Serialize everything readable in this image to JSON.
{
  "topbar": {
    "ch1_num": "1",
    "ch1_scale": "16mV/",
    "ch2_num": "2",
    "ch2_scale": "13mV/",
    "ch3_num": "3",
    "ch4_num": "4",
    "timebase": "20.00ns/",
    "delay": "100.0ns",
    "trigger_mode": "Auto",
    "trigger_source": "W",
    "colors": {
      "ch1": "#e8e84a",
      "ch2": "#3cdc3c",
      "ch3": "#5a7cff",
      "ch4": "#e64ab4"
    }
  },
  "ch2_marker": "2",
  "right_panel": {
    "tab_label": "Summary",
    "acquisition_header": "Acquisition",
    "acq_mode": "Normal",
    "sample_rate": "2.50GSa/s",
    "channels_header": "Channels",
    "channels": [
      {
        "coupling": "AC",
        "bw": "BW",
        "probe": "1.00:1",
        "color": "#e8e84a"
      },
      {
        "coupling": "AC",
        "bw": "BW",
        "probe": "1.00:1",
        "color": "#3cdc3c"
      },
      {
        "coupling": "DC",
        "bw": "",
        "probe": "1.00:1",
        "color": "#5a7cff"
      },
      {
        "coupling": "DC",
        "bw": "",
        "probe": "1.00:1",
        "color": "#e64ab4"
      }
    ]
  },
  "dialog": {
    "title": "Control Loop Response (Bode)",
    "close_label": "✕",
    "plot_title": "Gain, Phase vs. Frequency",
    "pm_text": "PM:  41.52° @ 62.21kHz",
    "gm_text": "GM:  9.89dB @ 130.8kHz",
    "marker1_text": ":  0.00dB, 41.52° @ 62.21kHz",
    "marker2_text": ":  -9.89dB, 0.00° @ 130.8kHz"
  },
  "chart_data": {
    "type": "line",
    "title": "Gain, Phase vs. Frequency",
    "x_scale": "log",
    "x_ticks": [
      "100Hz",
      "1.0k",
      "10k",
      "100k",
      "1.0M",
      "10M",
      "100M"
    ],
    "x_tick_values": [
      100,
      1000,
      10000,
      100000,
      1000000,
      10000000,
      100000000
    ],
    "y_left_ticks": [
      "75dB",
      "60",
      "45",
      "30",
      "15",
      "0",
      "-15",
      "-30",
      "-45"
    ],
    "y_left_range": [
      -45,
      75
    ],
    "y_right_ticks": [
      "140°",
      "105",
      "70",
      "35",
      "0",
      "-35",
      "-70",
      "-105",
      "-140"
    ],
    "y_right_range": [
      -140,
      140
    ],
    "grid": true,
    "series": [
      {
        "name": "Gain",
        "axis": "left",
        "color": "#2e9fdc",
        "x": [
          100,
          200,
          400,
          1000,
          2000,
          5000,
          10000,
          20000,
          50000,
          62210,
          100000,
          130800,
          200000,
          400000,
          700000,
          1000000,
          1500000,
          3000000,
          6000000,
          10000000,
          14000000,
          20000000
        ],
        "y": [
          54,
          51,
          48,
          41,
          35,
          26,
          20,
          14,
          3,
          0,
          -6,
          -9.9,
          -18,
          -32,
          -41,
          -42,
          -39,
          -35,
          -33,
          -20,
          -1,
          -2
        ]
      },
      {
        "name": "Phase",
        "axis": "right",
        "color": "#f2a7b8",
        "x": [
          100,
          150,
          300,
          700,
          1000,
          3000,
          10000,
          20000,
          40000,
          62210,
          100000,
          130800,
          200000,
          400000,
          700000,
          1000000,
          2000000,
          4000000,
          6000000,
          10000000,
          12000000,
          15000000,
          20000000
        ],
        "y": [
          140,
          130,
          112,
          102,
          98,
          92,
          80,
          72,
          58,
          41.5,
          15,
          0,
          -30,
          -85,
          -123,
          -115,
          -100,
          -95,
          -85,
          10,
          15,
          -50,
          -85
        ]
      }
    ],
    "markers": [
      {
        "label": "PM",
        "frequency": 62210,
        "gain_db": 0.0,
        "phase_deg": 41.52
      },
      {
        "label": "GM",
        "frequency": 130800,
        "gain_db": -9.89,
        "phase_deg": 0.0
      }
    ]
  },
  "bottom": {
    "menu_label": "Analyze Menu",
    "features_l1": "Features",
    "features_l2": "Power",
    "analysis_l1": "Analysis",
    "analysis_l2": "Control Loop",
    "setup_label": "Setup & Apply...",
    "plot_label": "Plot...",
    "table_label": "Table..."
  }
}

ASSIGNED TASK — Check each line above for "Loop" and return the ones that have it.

EXERCISE ANSWER —
    "title": "Control Loop Response (Bode)",
    "analysis_l2": "Control Loop",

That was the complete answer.